Notably, you have to be careful not to confuse outcome bias with hindsight bias. With hindsight bias, the correct choice seems obvious thanks to being able to see how things played out. However, the answer may not have been clear at the time the decision or choice was made. For example, you might say, “I knew it was going to rain” as it starts to rain. But it had been sunny earlier in the day and you hadn’t watched the weather report, so there’s no way you could have known it was going to rain. This differs from outcome bias, in which case you might decide to always carry an umbrella.
So how can you avoid the negative effects of outcome bias and create a better decision process? What can you do to avoid getting caught in this trap?tcomes have been achieved. Consider this examp
le. There are two doctors. One of the doctors offered a patient a cheaper medicine with great results in studies. The other doctor offered their patient a more expensive medicine for which they also earned a commission, and this medicine also had similarly great results.
Right now, ask yourself which doctor you think made the best decision. You’d probably view the first doctor in a more positive light than the second one. After all, the first doctor appears to have the patient’s best interests in mind while the second doctor is concerned with enriching himself.
As for outcomes? It turns out that the patient of the first doctor suffered from a side effect of the medicine and had to be hospitalized for a day. The other patient didn’t suffer any side effects and recovered fully. Does your opinion on the decision change at all? It shouldn’t, though there is a natural tendency to switch sides. Indeed, in a study, respondents who knew about the outcomes exhibited outcome bias by viewing the second doctor more positively when compared to the first.

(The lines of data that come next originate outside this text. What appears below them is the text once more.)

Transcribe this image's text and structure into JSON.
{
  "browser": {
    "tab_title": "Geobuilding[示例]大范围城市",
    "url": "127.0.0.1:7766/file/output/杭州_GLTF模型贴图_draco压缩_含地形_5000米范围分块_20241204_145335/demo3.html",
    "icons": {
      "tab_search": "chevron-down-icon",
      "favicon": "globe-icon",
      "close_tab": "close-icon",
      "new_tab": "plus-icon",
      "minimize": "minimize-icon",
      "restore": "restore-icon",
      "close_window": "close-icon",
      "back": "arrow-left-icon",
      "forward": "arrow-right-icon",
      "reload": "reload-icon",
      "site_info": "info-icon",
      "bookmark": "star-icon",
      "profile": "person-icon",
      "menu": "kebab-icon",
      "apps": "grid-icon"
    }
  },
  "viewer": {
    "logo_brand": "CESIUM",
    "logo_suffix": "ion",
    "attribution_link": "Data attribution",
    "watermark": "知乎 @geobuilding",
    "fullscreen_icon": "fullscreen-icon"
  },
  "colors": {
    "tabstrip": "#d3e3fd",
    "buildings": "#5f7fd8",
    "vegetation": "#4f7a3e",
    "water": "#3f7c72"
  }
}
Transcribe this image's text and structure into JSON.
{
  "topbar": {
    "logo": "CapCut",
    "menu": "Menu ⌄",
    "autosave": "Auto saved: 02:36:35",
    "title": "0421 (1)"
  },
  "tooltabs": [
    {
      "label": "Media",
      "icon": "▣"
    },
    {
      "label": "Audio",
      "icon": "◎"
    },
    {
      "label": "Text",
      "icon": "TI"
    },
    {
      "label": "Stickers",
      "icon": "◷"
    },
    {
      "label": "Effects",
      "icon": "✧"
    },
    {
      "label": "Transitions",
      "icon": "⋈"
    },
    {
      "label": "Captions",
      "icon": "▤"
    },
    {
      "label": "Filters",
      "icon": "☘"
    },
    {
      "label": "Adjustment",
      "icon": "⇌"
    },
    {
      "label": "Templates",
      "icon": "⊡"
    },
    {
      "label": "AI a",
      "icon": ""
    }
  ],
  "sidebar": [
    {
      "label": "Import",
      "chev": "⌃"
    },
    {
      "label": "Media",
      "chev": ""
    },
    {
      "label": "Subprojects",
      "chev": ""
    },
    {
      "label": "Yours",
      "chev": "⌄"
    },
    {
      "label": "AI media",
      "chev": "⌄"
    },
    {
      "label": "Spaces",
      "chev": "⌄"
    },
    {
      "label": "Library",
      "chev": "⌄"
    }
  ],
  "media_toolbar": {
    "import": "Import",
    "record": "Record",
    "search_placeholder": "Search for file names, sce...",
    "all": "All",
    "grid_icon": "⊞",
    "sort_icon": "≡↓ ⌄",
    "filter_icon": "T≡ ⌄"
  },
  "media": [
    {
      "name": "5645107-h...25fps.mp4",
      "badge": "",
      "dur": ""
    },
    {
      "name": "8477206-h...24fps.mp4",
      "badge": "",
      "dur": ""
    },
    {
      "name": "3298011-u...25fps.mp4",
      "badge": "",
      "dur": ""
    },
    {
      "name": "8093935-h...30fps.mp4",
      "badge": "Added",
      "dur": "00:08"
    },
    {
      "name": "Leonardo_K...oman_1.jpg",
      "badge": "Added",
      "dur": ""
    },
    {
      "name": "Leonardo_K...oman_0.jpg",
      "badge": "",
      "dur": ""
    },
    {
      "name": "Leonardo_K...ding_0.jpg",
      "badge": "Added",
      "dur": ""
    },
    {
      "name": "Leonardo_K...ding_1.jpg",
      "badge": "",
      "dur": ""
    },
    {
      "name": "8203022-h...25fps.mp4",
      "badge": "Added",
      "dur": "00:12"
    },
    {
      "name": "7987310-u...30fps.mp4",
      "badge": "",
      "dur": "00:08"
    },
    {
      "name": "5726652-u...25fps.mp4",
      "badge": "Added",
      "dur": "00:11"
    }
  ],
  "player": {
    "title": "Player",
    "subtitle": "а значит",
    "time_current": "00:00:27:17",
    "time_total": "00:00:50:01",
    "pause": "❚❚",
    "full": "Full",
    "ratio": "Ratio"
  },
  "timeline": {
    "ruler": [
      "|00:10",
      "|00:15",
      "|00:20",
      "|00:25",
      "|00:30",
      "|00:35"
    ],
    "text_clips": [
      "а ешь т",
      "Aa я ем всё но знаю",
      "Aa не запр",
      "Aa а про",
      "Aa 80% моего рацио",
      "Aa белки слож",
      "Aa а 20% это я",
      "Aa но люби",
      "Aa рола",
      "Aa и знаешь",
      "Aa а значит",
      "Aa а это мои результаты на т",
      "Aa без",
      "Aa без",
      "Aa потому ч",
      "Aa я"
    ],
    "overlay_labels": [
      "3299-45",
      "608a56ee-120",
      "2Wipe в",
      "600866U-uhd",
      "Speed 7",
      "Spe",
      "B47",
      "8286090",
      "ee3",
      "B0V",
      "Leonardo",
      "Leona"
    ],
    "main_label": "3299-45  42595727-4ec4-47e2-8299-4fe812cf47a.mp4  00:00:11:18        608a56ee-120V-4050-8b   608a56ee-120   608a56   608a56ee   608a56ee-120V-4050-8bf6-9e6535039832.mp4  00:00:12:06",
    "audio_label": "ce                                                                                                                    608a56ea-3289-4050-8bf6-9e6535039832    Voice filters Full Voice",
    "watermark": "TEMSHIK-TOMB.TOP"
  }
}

The outcome can skew your perspective and make you less likely to appreciate how the first doctor had the patient’s best interests in mind, while the second doctor acted selfishly. Instead, you focus on the bad outcome, in which the first patient suffered and blamed it on his doctor, even if either medicine had an equal chance of causing a side effect. e how you view behaviors and intentions. To m
ake sure you value intentions and the decision-making process, do this evaluation before you know the outcome. Or wait until after you’ve completed your evaluation to learn the outcome.
Along the same lines, make an explicit effort to think about what people want to accomplish (their intentions) rather than the outcome. However, Francesca Gino, an expert at Harvard Business School, says that even this strategy of highlighting intentions can’t always help people avoid outcome bias. The best bet, she says, is not taking outcomes into account at all when making decisions.
If you’re evaluating candidates for a promotion, start by considering factors that don’t have to do with outcomes. Is this employee hard-working? Do they arrive on time? Are they a good communicator? Do they contribute meaningful ideas? Are they making a good effort and doing what they are supposed to be doing?
These are all things employees can control; they cannot control outcomes. If we were to only go on outcomes, we would be evaluating these candidates based on how lucky they were. And that’s not the basis for sound decisions.
This mental model as a policy is best phrased as “if you build it, they will come,” where “it” is the decision process and “they” is the result you are seeking.